Source data:
== Segment start ==

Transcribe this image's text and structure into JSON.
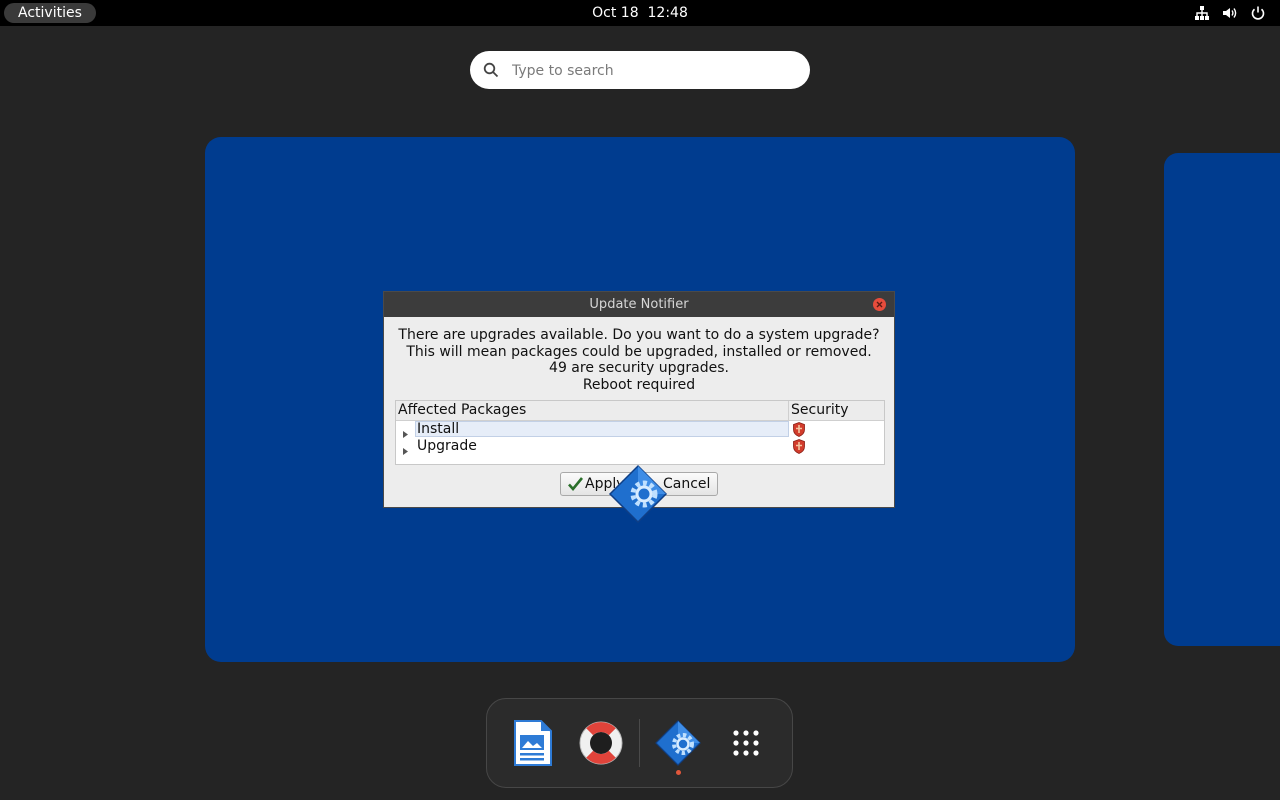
{
  "topbar": {
    "activities_label": "Activities",
    "date": "Oct 18",
    "time": "12:48",
    "tray_icons": [
      "network-icon",
      "volume-icon",
      "power-icon"
    ]
  },
  "search": {
    "placeholder": "Type to search"
  },
  "dialog": {
    "title": "Update Notifier",
    "message_lines": [
      "There are upgrades available. Do you want to do a system upgrade?",
      "This will mean packages could be upgraded, installed or removed.",
      "49 are security upgrades.",
      "Reboot required"
    ],
    "table": {
      "columns": [
        "Affected Packages",
        "Security"
      ],
      "rows": [
        {
          "label": "Install",
          "security_icon": "shield-icon",
          "selected": true
        },
        {
          "label": "Upgrade",
          "security_icon": "shield-icon",
          "selected": false
        }
      ]
    },
    "buttons": {
      "apply": "Apply",
      "cancel": "Cancel"
    }
  },
  "dock": {
    "apps": [
      {
        "name": "libreoffice-impress-icon"
      },
      {
        "name": "help-lifebuoy-icon"
      },
      {
        "name": "software-updater-icon",
        "running": true
      },
      {
        "name": "show-apps-grid-icon"
      }
    ]
  },
  "colors": {
    "workspace_bg": "#003c8f",
    "desktop_bg": "#242424",
    "topbar_bg": "#000000",
    "running_dot": "#e2573b"
  }
}
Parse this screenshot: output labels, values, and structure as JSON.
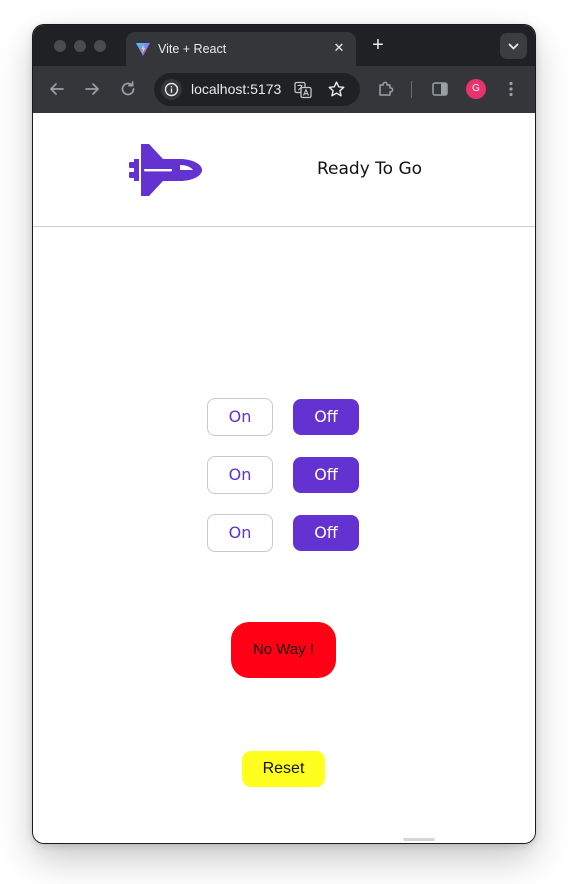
{
  "browser": {
    "tab_title": "Vite + React",
    "tab_close_glyph": "✕",
    "new_tab_glyph": "+",
    "address": "localhost:5173",
    "profile_initial": "G",
    "icons": {
      "traffic_lights": [
        "close-dot",
        "minimize-dot",
        "zoom-dot"
      ],
      "favicon": "vite-logo-icon",
      "tab_search": "chevron-down-icon",
      "nav": [
        "back-arrow-icon",
        "forward-arrow-icon",
        "reload-icon"
      ],
      "omnibox": [
        "site-info-icon",
        "translate-icon",
        "bookmark-star-icon"
      ],
      "toolbar": [
        "extensions-puzzle-icon",
        "side-panel-icon",
        "more-menu-icon"
      ]
    },
    "colors": {
      "frame": "#202124",
      "toolbar": "#35363a",
      "avatar": "#e8336f"
    }
  },
  "header": {
    "logo_icon": "space-shuttle-icon",
    "status": "Ready To Go"
  },
  "switches": [
    {
      "on_label": "On",
      "off_label": "Off",
      "selected": "Off"
    },
    {
      "on_label": "On",
      "off_label": "Off",
      "selected": "Off"
    },
    {
      "on_label": "On",
      "off_label": "Off",
      "selected": "Off"
    }
  ],
  "launch_button": {
    "label": "No Way !",
    "color": "#ff0015"
  },
  "reset_button": {
    "label": "Reset",
    "color": "#ffff1f"
  },
  "colors": {
    "accent": "#6532d2",
    "accent_text": "#5b32d4"
  }
}
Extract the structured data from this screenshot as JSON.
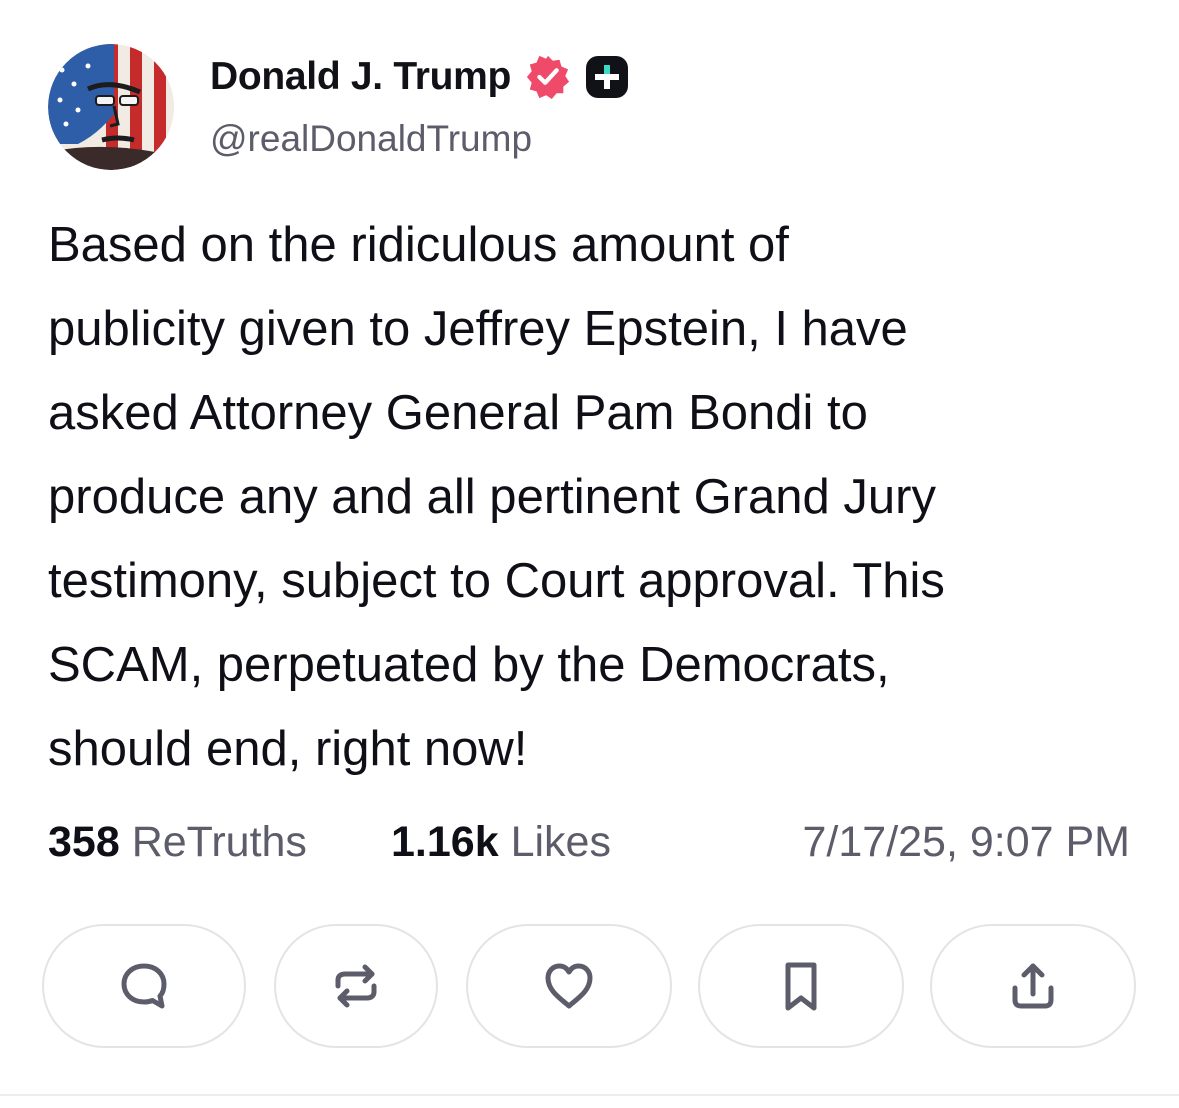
{
  "author": {
    "name": "Donald J. Trump",
    "handle": "@realDonaldTrump",
    "verified_color": "#ef4a6a",
    "avatar": "avatar"
  },
  "post": {
    "text": "Based on the ridiculous amount of\npublicity given to Jeffrey Epstein, I have\nasked Attorney General Pam Bondi to\nproduce any and all pertinent Grand Jury\ntestimony, subject to Court approval. This\nSCAM, perpetuated by the Democrats,\nshould end, right now!"
  },
  "stats": {
    "retruths_count": "358",
    "retruths_label": "ReTruths",
    "likes_count": "1.16k",
    "likes_label": "Likes",
    "timestamp": "7/17/25, 9:07 PM"
  },
  "actions": [
    {
      "name": "reply",
      "icon": "comment-icon"
    },
    {
      "name": "retruth",
      "icon": "repost-icon"
    },
    {
      "name": "like",
      "icon": "heart-icon"
    },
    {
      "name": "bookmark",
      "icon": "bookmark-icon"
    },
    {
      "name": "share",
      "icon": "share-icon"
    }
  ],
  "colors": {
    "text_primary": "#0f0f17",
    "text_secondary": "#5c5c6b",
    "border": "#e4e4e8",
    "icon": "#5c5c6b"
  }
}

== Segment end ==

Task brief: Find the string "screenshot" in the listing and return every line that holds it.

Finished exercise:
Parse this screenshot: output labels, values, and structure as JSON.
Extract the structured data from this screenshot as JSON.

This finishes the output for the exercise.